The fellowship provides several opportunities for professional networking (most significantly, attending the 2017 ICMA confernece in October in San Antonio) to build your local government network. In addition, all participating cities recognize the value of the fellows building a network in the Portland area, and ELGL will assist with arranging informational interviews along with our scheduled ELGL events in the area.
ELGL also asks the fellows to record four episodes of the GovLove podcast during the year, which gives the fellows a chance to meet and speak with people doing interesting work in local government. Lastly, the track record of former fellows tells a story. Of the four former fellows, three are working in local government agencies in the Portland Metro area that were not part of their fellowship program. In other words, the fellows built networks that helped them gain full time employment at the conclusion of their fellowship.
I’m leaning toward applying to the “East” Fellowship as I am interested in learning from civic leaders at different stages of their careers in smaller and larger municipalities alike. That said, what are some key differences we should be aware of when deciding between the two Fellowship locations?
Both fellowship locations offer excellent opportunities to work for different local government organizations in one year. Obviously, “East” includes four local governments and “West” includes two. The benefits from working for four organizations is matched with the benefit to work longer for two organizations. It’s truly a “six of one, half dozen of another” scenario! So much in local government hiring is “fit,” I would suggest that keeping an open mind for either the East or West fellowship so you can see where the “fit” is best, is the recommended approach to the two different opportunities.
For the current “East” Fellow – how has it been working to implement the “What Works Cities” initiative with Bloomberg Philanthropies? What aspects of the What Works Cities Toolkit have you been able to implement, and do you believe there will be an opportunity for the 2017 – 2018 “East” Fellow to continue this work?
From current “East” fellow Ashley Sonoff: The City of Gresham’s engagement with What Works Cities is focused on two areas, performance management and behavioral insights/program evaluation. As the fellow and now analyst, I am the project manager for the performance management pilots and program evaluation trials with various departments. I work directly with the department teams to implement the pilots and liaise with WWC partners.
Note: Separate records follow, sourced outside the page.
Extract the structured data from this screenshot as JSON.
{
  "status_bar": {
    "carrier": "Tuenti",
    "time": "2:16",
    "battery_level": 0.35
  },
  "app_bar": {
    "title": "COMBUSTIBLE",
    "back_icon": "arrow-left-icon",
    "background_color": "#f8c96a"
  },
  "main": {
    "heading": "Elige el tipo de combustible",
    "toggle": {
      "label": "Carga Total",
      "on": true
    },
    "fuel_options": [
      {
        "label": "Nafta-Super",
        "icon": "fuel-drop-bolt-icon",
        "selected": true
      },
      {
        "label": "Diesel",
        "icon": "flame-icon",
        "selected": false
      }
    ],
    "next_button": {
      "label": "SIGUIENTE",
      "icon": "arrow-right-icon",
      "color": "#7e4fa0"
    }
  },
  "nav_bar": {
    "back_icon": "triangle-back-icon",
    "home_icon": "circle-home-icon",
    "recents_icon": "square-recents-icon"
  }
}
We are currently in the middle of our formal engagement with WWC and while it will wrap up before the new East Fellow joins us, there will still be plenty of WWC work to do during the fellowship. In fact, that is one of the best parts of being a What Works City.
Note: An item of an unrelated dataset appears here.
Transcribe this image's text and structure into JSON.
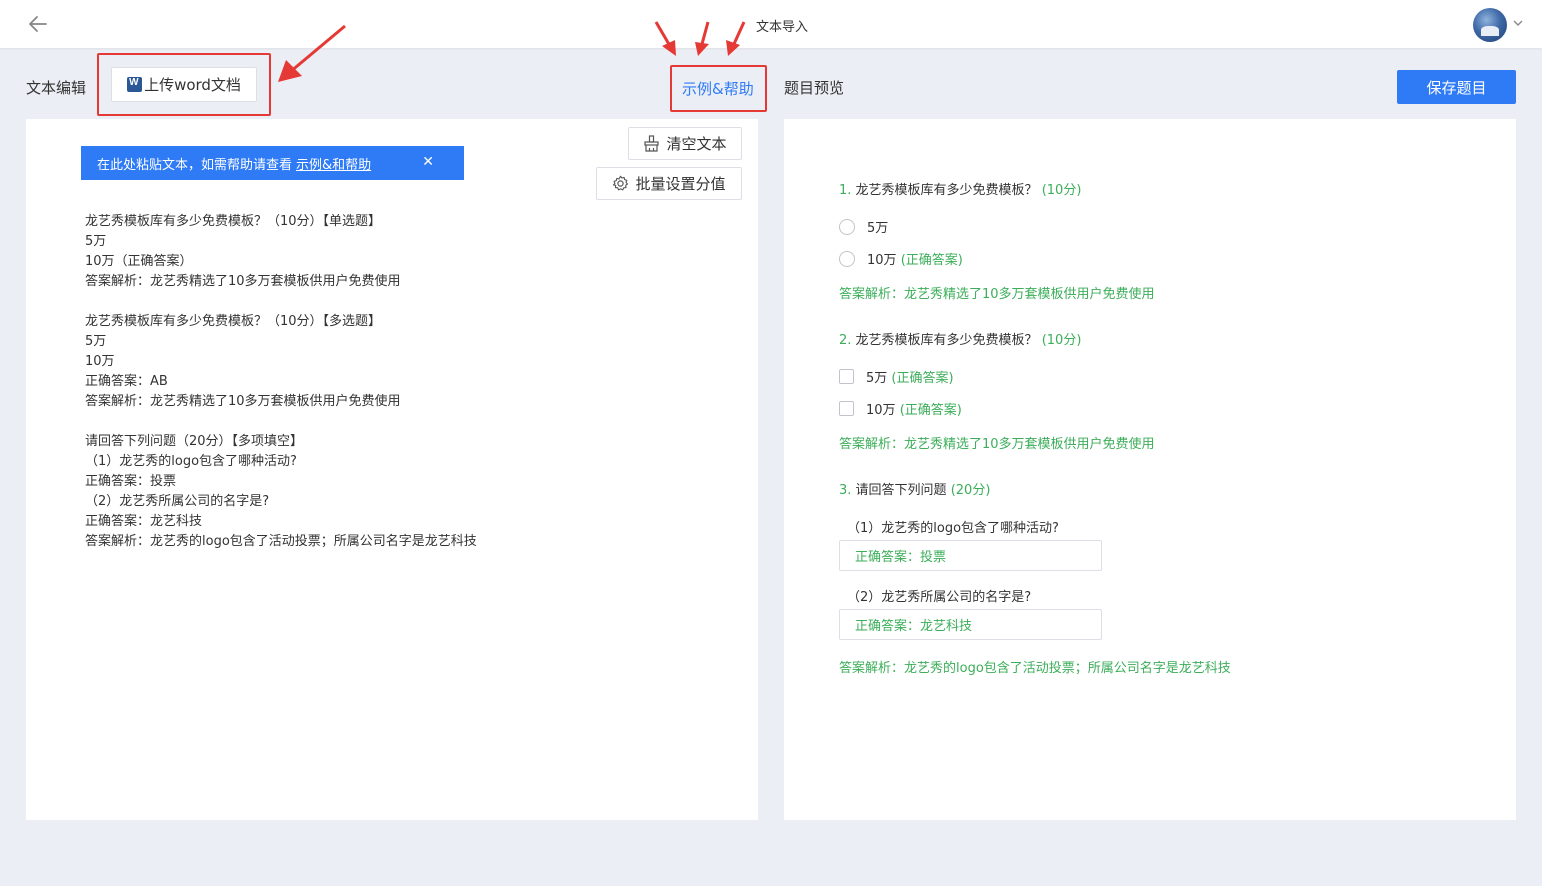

The WWC partners equip the cities with the tools and expertise to get these projects going and build excitement for the cities to carry forward after the engagement. There is an active network of WWC cities that share ideas and resources with each other. Additionally, Gresham is part of the WWC Pacific Northwest Convening, which is a group of WWC cities that meets regularly for information-sharing and support with various initiatives.
This group includes Seattle, Bellevue, and Tacoma in Washington, Anchorage, AK, and Portland, OR. All that to say, YES, there is plenty of What Works Cities work to do over the next several years as we integrate performance management into our organizational culture and continually elevate the role of data and analytics in policy development.
I will also make a shameless plug for the City of Gresham being a fabulous place to work with a great people and culture![/vc_column_text][/vc_tta_section][/vc_tta_tabs][/vc_column][/vc_row]